That was a nice set of approximations to see played out, thanks mav.
A more recent set of figures can be found in IDC’s Data Age 2025 study, sponsored by Seagate, April 2017. They estimate that the current total amount of digital data is somewhere around 25ZB and will go to 160ZB in 2025. Probably will go higher. I wonder if these figures include redundancy and data duplication? Probably no and yes. So 8x redundancy coupled with 8x reduction due to deduplication probably makes this a reasonable estimate
jlpell’s other guestimations:
Most dedicated desktop users who want to get involved will throw 500GB to 10TB at SAFE on launch. Prosumers will throw about 10TB to 100TB and mobile, timid, or just curious will be about 10GB to 100GB. Business ventures will be in PB. Depending on timelines, these numbers might be higher by a factor of 2x. I don’t think storage will be the issue, and the surplus storage will allow for extra redundancy to help spread out bandwidth load.
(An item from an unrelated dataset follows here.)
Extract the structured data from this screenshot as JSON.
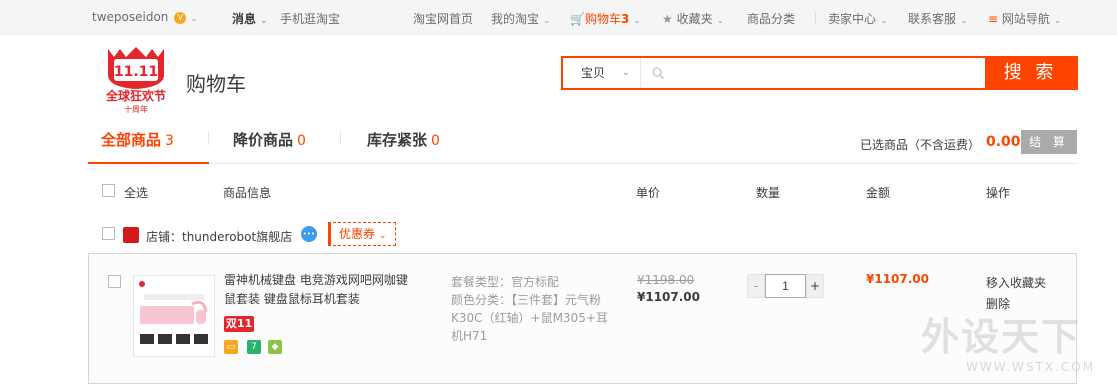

My hypothesis is that working with ISPs and forming new ones or mesh networks in order to get low latency and stable connectivity in an evolving regulatory landscape will be more difficult as popularity rises.
Yes, from a basic user’s point of view no one wants to sit and wait for a 500GB download. I think about 1 hour is a psychological limit for most, before they need to start seeing some kind of safecoin flow their way no matter how small. Current typical broadband speeds allow for a single 10GB vault to be filled in about an hour. Multiple 10GB vaults could be run in series to fill up a 1TB drive, but there are limits to going the multi-vault route based on the number of processor cores and computational requirements for each node process.
Tiered groups ranked by performance level might alleviate this, ie. smaller groups of higher performance nodes vs. large groups of lower performance nodes. This keeps google competing with amazon, and us competing with each other. Kind of like weight classes in sumo wrestling . Computation is going to need nodes that are clustered by performance level anyway, although nothing says that computation nodes and storage nodes need to coincide on the same machine.